Molecule reorganises itself for new functions
(Phys.org) -- The discovery of a synthetic molecule, made up of 60 simple components that are able to reorganise themselves to produce new functions, will lead to better understanding of nature's processes.
The incredibly complex structure of the pentagonal prismatic molecule was discovered when researchers working at The University of Queensland (UQ), The University of Cambridge, and Randolph-Macon College in the USA, formed the structure by transforming a tetrahedral molecule into a second structure - a barrel-like pentagonal prism.
Understanding the structure of synthetic molecules which are able to reorganise themselves is important as it helps scientists to understand natural processes in molecules such as viruses which are assembled from small parts.
The finding was published this month in the journal Nature Chemistry and the researchers have produced a movie showing the molecule and its 60 simple components to assist readers to understand its complexity.
In synthesising the molecule, the researchers used a technique known as “self-assembly”, which regulates many of the complex and functional components in biological systems like DNA, to prepare a molecular tetrahedron from twenty-two simple building blocks.
The building blocks employed were then chemically programmed to spontaneously react together to form the desired molecule.
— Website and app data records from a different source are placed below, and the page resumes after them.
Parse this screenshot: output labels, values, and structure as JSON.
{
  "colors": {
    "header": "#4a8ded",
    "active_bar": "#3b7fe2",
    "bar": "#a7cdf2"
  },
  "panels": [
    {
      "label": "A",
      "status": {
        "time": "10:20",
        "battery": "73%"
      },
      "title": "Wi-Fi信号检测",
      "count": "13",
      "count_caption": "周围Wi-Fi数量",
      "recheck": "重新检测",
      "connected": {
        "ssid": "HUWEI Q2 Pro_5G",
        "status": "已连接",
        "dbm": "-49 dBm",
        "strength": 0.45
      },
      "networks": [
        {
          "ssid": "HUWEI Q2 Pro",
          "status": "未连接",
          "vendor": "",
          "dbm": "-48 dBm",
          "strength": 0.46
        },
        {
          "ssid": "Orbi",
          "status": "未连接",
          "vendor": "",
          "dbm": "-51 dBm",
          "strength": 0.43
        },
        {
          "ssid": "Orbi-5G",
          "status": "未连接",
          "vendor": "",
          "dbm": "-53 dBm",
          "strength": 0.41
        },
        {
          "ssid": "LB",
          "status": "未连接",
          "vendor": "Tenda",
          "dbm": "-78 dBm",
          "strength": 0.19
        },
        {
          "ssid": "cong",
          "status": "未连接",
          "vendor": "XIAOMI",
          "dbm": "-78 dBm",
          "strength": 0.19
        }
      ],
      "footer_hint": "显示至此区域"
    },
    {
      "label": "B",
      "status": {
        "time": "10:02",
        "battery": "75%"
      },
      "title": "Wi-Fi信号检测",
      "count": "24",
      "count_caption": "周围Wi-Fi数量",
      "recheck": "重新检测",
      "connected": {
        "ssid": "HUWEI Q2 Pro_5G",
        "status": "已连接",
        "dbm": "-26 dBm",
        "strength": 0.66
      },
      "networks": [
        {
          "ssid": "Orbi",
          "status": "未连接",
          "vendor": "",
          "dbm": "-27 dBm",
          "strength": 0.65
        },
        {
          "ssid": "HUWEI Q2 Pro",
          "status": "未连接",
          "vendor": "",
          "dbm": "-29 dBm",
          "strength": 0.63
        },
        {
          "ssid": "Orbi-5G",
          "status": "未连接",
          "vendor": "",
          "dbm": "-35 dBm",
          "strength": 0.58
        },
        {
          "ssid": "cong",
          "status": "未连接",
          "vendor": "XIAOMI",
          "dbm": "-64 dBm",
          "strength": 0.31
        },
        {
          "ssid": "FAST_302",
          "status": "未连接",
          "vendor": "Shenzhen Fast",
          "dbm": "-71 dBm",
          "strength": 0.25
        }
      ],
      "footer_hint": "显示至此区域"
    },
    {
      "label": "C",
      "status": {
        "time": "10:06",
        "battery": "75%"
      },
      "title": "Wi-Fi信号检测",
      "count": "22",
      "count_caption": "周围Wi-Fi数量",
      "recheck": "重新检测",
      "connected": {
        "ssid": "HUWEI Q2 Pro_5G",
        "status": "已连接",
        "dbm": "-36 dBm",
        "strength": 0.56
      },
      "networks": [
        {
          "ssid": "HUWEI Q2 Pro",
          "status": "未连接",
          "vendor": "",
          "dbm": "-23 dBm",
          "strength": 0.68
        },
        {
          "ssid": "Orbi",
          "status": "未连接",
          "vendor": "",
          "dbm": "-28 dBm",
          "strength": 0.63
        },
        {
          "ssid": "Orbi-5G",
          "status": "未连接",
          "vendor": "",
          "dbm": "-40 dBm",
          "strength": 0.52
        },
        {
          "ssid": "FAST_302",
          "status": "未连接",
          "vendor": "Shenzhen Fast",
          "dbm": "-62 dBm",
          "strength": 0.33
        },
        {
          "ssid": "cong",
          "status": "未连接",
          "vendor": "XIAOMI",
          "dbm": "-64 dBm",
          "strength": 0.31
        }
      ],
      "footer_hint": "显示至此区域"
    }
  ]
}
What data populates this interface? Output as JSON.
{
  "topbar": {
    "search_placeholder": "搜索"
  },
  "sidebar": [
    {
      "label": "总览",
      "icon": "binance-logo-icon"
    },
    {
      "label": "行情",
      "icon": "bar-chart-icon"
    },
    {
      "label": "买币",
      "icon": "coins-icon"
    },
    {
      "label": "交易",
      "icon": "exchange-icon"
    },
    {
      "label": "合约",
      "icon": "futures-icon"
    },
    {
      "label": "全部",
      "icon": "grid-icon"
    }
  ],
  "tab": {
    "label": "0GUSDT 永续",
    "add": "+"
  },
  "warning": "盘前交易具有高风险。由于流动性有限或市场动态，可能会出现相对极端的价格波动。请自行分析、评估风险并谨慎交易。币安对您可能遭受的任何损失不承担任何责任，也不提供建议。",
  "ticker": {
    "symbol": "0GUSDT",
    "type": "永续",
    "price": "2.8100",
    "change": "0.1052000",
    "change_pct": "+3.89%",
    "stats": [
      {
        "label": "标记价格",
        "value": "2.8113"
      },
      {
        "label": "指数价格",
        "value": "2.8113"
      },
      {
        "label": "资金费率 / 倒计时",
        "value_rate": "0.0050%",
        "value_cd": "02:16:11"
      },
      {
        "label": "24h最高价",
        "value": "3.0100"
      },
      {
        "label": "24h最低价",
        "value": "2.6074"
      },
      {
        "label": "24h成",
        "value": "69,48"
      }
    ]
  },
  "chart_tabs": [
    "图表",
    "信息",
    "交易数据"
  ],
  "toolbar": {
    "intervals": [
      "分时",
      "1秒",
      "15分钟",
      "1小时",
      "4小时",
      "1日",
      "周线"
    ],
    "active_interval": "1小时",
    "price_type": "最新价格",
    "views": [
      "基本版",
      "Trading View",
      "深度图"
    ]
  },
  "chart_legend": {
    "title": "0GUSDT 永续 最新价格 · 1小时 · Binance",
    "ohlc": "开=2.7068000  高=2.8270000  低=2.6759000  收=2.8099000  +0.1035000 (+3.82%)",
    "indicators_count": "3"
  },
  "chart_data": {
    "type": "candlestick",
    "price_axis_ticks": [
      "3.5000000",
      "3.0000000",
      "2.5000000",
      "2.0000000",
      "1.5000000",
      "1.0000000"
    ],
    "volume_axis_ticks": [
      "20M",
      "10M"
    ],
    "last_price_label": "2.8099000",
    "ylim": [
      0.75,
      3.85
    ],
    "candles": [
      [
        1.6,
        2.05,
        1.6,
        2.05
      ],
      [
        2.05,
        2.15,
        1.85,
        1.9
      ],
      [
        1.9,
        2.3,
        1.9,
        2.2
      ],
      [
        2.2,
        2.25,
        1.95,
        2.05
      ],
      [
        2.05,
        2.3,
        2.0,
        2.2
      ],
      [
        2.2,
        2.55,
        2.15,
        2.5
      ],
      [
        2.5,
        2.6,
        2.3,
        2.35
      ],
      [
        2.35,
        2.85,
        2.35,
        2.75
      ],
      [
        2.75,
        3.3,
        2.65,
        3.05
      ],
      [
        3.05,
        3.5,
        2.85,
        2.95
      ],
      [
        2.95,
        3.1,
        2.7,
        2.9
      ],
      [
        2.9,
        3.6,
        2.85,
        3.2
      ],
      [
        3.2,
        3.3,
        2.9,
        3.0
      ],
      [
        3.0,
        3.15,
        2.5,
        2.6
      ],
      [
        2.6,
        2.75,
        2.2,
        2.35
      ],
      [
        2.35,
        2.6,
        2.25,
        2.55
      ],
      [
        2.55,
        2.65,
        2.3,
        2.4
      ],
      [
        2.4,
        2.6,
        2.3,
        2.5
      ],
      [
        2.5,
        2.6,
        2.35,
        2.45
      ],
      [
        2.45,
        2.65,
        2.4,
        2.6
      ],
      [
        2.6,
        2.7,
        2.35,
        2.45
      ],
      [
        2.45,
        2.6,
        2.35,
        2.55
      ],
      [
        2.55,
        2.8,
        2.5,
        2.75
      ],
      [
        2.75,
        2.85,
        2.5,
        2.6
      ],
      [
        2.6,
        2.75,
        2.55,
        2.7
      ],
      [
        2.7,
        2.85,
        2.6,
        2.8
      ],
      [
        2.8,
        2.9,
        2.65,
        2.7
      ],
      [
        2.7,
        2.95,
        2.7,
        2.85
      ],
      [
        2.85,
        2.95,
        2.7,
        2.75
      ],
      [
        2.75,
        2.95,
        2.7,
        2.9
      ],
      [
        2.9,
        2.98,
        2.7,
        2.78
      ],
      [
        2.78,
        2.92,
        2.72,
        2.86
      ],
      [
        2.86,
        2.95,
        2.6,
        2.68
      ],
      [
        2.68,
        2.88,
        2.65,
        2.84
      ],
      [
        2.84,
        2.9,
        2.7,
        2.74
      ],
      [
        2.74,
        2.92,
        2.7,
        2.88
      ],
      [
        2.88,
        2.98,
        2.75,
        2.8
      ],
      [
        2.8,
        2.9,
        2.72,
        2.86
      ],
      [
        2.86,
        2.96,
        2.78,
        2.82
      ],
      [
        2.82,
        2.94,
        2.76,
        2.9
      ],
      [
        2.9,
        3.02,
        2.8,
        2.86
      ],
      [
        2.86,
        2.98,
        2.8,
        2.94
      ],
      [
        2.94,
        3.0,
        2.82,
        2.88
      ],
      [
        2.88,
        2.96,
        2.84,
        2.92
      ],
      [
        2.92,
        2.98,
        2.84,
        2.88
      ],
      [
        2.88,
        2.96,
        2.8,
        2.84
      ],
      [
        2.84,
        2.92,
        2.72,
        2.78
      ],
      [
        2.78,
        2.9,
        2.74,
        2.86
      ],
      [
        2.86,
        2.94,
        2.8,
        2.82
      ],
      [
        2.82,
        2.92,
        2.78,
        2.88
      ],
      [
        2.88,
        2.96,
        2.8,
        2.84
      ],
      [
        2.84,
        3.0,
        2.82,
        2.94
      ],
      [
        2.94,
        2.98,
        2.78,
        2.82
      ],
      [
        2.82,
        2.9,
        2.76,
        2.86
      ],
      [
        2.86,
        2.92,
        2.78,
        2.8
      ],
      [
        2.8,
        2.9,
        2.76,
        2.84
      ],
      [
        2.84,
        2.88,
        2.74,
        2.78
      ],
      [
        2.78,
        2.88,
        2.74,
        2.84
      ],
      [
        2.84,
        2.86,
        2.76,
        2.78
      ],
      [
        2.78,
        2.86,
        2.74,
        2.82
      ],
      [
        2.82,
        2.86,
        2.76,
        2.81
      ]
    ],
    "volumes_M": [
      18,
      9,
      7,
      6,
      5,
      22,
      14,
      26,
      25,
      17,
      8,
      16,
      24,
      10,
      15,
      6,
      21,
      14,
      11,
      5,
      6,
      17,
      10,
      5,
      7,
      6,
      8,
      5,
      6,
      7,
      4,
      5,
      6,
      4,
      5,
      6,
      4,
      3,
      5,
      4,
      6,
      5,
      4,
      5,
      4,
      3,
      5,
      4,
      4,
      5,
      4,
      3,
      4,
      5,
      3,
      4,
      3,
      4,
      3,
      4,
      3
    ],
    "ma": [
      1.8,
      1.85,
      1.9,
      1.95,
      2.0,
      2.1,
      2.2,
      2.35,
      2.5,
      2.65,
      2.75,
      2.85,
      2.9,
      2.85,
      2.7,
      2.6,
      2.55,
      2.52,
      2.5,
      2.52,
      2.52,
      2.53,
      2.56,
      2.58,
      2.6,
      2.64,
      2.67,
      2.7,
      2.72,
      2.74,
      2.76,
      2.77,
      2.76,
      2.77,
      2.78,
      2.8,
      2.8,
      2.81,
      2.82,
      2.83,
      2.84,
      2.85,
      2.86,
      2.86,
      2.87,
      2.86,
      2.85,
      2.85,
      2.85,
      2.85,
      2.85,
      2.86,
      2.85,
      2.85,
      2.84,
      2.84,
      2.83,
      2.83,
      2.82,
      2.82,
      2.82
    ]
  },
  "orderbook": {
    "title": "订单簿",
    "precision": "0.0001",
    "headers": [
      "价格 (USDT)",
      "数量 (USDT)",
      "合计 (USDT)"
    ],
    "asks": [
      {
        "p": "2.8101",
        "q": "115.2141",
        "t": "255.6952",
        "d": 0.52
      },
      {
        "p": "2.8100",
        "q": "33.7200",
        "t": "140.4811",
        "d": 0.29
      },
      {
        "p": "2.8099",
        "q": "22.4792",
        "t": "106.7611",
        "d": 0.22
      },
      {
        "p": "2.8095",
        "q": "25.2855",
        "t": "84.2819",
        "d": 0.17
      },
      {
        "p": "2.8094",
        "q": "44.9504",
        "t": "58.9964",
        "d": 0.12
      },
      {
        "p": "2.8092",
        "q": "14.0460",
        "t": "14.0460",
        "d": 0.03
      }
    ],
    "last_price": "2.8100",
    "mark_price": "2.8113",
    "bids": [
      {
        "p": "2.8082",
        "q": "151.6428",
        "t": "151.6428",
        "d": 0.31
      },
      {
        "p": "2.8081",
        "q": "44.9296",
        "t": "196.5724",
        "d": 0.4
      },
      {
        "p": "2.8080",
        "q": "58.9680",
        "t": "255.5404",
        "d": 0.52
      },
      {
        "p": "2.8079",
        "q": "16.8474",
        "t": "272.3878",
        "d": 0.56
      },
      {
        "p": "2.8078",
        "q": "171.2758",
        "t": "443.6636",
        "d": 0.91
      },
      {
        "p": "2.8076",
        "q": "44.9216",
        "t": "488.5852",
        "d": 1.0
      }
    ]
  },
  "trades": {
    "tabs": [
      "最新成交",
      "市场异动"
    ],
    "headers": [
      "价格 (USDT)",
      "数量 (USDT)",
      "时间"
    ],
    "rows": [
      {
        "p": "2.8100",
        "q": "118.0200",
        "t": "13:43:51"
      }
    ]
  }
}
UQ's School of Chemistry & Molecular Biosciences Dr Jack Clegg said in addition of a chemical template, the tetrahedral molecule was reconfigured into a new barrel-like structure composed of an impressive 60 smaller molecules.
“Up until now we've only be able to do this on a very basic level,” Dr Clegg said.
"We've succeeded in preparing and characterising a new chemical system that is capable of structural reconstitution on receipt of one molecular signal to create a tight binding pocket for a chloride anion."
More information: Nature Chemistry ( DOI:10.1038/NCHEM.1407 , published online 5 August 2012).
Journal information: Nature Chemistry
Provided by University of Queensland